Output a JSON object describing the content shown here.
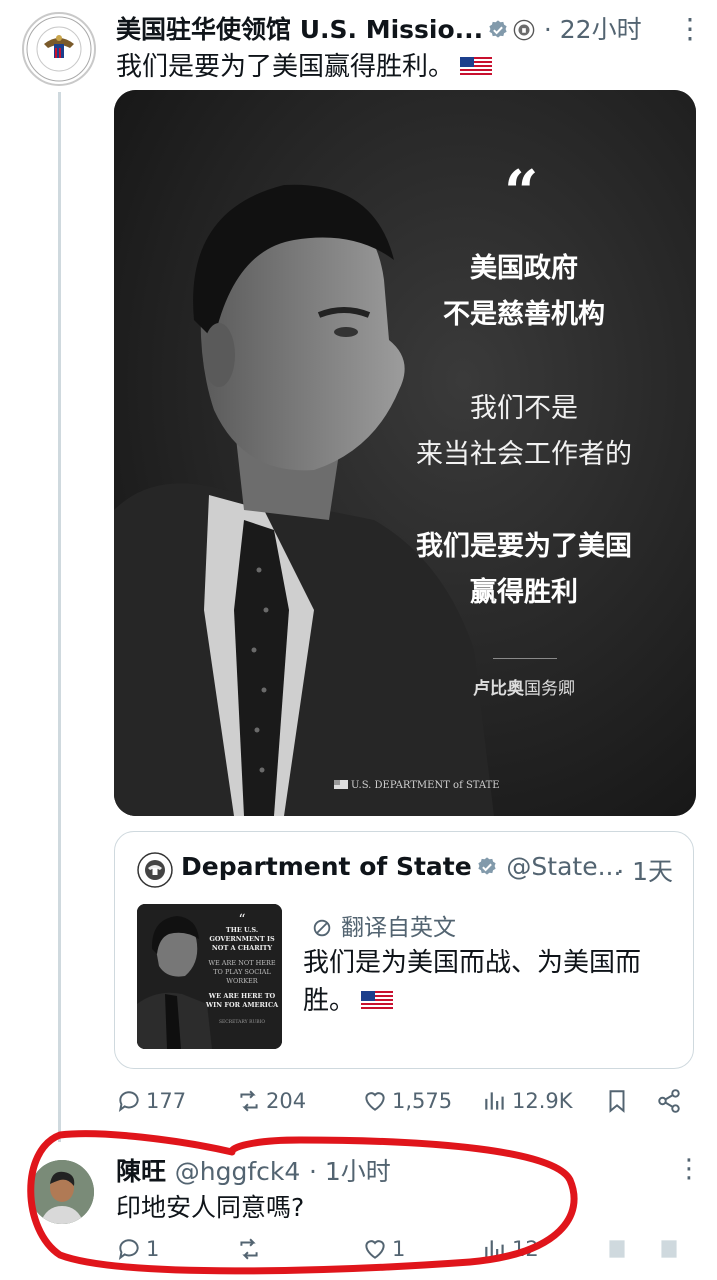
{
  "tweet": {
    "author_name": "美国驻华使领馆 U.S. Missio...",
    "time": "· 22小时",
    "text": "我们是要为了美国赢得胜利。",
    "more_icon": "more-vertical-icon",
    "image": {
      "quote_lines_1": [
        "美国政府",
        "不是慈善机构"
      ],
      "quote_lines_2": [
        "我们不是",
        "来当社会工作者的"
      ],
      "quote_lines_3": [
        "我们是要为了美国",
        "赢得胜利"
      ],
      "signature_bold": "卢比奥",
      "signature_rest": "国务卿",
      "footer": "U.S. DEPARTMENT of STATE"
    }
  },
  "quoted": {
    "author_name": "Department of State",
    "handle": "@State...",
    "time": "· 1天",
    "translate_label": "翻译自英文",
    "text": "我们是为美国而战、为美国而胜。",
    "thumb_lines": [
      "THE U.S. GOVERNMENT IS NOT A CHARITY",
      "WE ARE NOT HERE TO PLAY SOCIAL WORKER",
      "WE ARE HERE TO WIN FOR AMERICA",
      "SECRETARY RUBIO"
    ]
  },
  "actions": {
    "replies": "177",
    "reposts": "204",
    "likes": "1,575",
    "views": "12.9K"
  },
  "reply": {
    "author_name": "陳旺",
    "handle": "@hggfck4",
    "time": "· 1小时",
    "text": "印地安人同意嗎?",
    "replies": "1",
    "likes": "1",
    "views": "12"
  },
  "colors": {
    "text": "#0f1419",
    "secondary": "#536471",
    "verified": "#829aab",
    "annotation": "#e0151b"
  }
}
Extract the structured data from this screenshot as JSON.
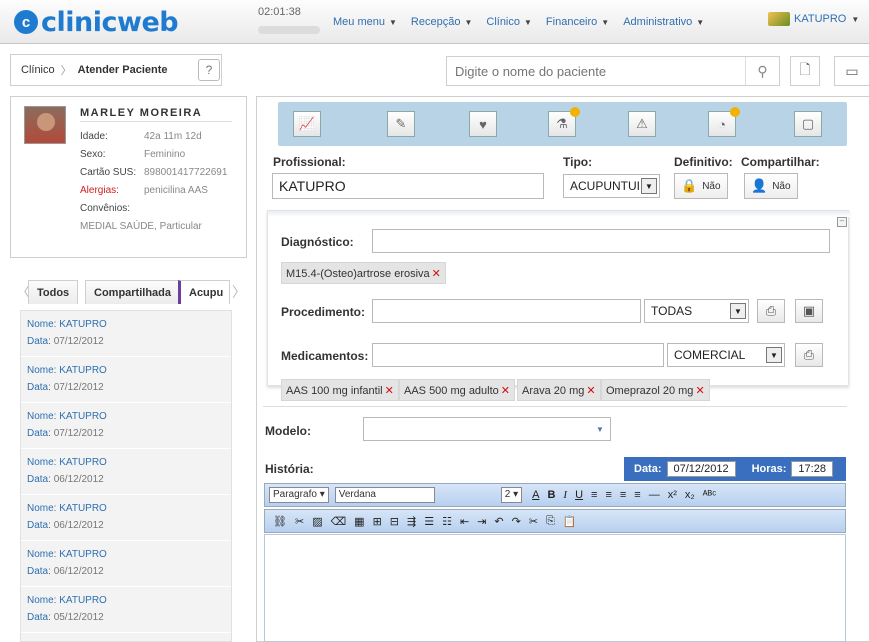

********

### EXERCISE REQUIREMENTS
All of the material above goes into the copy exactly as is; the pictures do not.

### RESULT
Output a JSON object describing the content shown here.
{
  "tweet": {
    "author_name": "美国驻华使领馆 U.S. Missio...",
    "time": "· 22小时",
    "text": "我们是要为了美国赢得胜利。",
    "more_icon": "more-vertical-icon",
    "image": {
      "quote_lines_1": [
        "美国政府",
        "不是慈善机构"
      ],
      "quote_lines_2": [
        "我们不是",
        "来当社会工作者的"
      ],
      "quote_lines_3": [
        "我们是要为了美国",
        "赢得胜利"
      ],
      "signature_bold": "卢比奥",
      "signature_rest": "国务卿",
      "footer": "U.S. DEPARTMENT of STATE"
    }
  },
  "quoted": {
    "author_name": "Department of State",
    "handle": "@State...",
    "time": "· 1天",
    "translate_label": "翻译自英文",
    "text": "我们是为美国而战、为美国而胜。",
    "thumb_lines": [
      "THE U.S. GOVERNMENT IS NOT A CHARITY",
      "WE ARE NOT HERE TO PLAY SOCIAL WORKER",
      "WE ARE HERE TO WIN FOR AMERICA",
      "SECRETARY RUBIO"
    ]
  },
  "actions": {
    "replies": "177",
    "reposts": "204",
    "likes": "1,575",
    "views": "12.9K"
  },
  "reply": {
    "author_name": "陳旺",
    "handle": "@hggfck4",
    "time": "· 1小时",
    "text": "印地安人同意嗎?",
    "replies": "1",
    "likes": "1",
    "views": "12"
  },
  "colors": {
    "text": "#0f1419",
    "secondary": "#536471",
    "verified": "#829aab",
    "annotation": "#e0151b"
  }
}
Extract the structured data from this screenshot as JSON.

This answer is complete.